As part of this technical demonstration, CBP is partnering with TSA to utilize international travelers’ photographs taken at TSA’s Terminal 7 international checkpoint to compare against travel document photographs.
(Learn More, courtesy of CBP, Bridget Bosch and YouTube)
“As we continue to deploy technical demonstrations, CBP is assessing the use of biometric technology as part of a future end-to-end process, from check-in to departure, in which travelers use biometrics instead of their boarding pass or ID throughout the security and boarding process,” said John Wagner, Deputy Executive Assistant Commissioner, Office of Field Operations.
“Expanding these demonstrations to the TSA process is the next step in CBP’s goal of transforming and improving air travel—making it smoother, seamless and more efficient for travelers—while also enhancing the security of the process.”
As in CBP’s current biometric exit technical demonstrations, CBP will use the flight manifests to build a photo gallery of travelers boarding international flights using travelers’ images from passports, visas, and other travel documents.
When travelers on outbound international flights reach the TSA ticket document checking podium, the TSA officer will review the traveler’s boarding pass and identity documents in accordance with TSA’s standard operating procedures and will then direct the traveler to a camera placed next to the podium.
After capturing the facial image, the traveler will proceed through the TSA security checkpoint and to their departure gate as usual.
CBP will use the facial images for analytical purposes only and all images will be deleted within 14 days.
CBP and TSA remain committed to protecting the privacy of all travelers.
CBP has deployed biometric technology at a single gate at eight U.S. international airports as part of the agency’s implementation of a biometric exit system.
CBP will implement an integrated biometric entry/exit process that provides significant benefits to air travel partners.
CBP Exit/Entry Program at a Glance
As the guardian of the nation’s borders, U.S. Customs and Border Protection (CBP) has a multi-layered mission and is a world-class law enforcement agency that adapts to counter new threats; protects the nation’s economic vitality; and manages increasing volumes of travel and trade to the United States.
Since 2013, CBP has been leading efforts to implement a biometric exit program at the nations ports of entry to meet the congressional mandate and ensure a seamless travel experience.
Beginning with the air environment, CBP will implement a biometric exit system that enhances security, minimizes the impact to travelers, controls costs, and safeguards privacy.
During the summer of 2017, CBP deployed technical demonstrations to confirm traveler identity through facial biometrics, at a number of U.S. airports.
These pilots built off the success of prior tests and expanded exit implementations through public-private partnerships.
Under these efforts, CBP is learning best practices for operations and integration into existing airline boarding processes as these processes vary from airport to airport.
As an example of CBP’s public-private partnerships, this pilot is collaborating with NEC Corporation of America, for their commercial-off-the-shelf (COTS) NeoFace® Express device and cloud-based NeoFace matching as key facial recognition components of a frictionless biometric exit process in Dulles International Airport.
(Learn More about NEC World’s No. 1 Face Recognition Solution, NeoFace.
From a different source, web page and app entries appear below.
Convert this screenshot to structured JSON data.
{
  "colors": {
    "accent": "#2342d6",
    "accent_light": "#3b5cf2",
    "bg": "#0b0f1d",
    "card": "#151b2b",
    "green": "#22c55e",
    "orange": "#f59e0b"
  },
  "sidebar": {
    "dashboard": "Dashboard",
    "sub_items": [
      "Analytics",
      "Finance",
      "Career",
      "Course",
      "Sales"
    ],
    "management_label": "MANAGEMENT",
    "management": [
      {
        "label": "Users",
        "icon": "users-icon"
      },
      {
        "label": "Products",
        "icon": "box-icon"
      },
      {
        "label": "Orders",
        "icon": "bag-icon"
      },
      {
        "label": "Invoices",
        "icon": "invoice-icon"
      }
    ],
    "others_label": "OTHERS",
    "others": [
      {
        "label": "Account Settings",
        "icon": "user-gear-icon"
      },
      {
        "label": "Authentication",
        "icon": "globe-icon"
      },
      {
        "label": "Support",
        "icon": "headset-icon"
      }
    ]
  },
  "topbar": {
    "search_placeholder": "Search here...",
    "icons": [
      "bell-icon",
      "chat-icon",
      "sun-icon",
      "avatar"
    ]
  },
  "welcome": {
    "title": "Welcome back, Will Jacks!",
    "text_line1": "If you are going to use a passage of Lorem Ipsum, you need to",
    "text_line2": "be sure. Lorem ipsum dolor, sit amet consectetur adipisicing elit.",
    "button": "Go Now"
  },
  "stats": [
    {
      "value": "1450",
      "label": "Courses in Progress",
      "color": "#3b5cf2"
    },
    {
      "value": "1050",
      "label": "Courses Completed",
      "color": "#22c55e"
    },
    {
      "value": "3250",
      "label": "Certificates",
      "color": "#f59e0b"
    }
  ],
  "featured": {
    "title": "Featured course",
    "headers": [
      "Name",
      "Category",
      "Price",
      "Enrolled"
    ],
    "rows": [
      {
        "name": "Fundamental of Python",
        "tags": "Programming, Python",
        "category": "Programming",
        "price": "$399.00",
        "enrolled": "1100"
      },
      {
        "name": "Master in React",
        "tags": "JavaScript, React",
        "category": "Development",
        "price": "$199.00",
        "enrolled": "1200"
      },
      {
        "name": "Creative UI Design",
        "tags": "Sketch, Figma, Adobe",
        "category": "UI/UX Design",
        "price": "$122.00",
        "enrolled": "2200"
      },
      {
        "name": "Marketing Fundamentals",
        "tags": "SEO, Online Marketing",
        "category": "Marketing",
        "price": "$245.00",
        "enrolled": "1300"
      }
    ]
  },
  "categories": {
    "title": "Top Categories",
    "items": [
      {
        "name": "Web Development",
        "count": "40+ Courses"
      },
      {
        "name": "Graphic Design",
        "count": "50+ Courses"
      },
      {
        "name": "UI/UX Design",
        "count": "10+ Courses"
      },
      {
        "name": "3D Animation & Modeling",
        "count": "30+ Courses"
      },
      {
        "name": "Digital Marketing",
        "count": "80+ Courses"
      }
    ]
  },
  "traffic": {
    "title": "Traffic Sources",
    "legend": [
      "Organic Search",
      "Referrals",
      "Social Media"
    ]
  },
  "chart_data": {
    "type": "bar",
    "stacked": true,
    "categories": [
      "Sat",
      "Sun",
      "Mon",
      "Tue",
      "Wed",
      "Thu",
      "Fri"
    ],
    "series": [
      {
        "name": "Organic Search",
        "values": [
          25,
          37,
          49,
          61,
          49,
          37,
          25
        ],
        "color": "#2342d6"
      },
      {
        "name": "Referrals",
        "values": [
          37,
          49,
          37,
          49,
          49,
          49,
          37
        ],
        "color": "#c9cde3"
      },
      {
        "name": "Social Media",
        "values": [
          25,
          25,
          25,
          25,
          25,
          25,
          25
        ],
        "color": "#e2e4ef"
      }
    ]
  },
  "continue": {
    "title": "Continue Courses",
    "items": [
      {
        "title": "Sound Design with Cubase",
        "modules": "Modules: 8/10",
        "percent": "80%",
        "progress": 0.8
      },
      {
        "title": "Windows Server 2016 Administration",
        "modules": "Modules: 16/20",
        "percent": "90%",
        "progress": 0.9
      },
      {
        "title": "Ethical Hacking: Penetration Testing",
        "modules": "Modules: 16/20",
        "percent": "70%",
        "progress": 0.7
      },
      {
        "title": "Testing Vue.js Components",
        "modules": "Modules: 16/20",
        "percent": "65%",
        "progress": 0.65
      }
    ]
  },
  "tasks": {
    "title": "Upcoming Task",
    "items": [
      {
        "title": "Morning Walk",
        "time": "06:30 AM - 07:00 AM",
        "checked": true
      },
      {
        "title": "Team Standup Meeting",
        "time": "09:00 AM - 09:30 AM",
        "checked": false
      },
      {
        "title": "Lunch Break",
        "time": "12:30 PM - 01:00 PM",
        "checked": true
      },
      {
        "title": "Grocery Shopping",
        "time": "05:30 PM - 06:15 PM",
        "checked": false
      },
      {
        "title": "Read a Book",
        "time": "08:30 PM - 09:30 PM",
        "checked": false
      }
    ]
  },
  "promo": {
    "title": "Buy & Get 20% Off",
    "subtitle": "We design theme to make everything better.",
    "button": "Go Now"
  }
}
Courtesy of NEC Corporation and YouTube)
NEC Corporation’s face recognition technology recently achieved the highest performance evaluation in the recent Face in Video Evaluation (FIVE) performed by the U.S. National Institute of Standards and Technology (NIST).
The use of facial biometric technology has the potential to transform how travelers interact with airports, airlines and CBP—which has the potential to create a seamless travel process, improving both convenience and security.
Moving forward, CBP will continue to collaborate with the air travel industry and TSA to ensure the successful implementation of biometric exit; transform the entry process; and expand public-private partnerships, which will ultimately transform the overall passenger experience.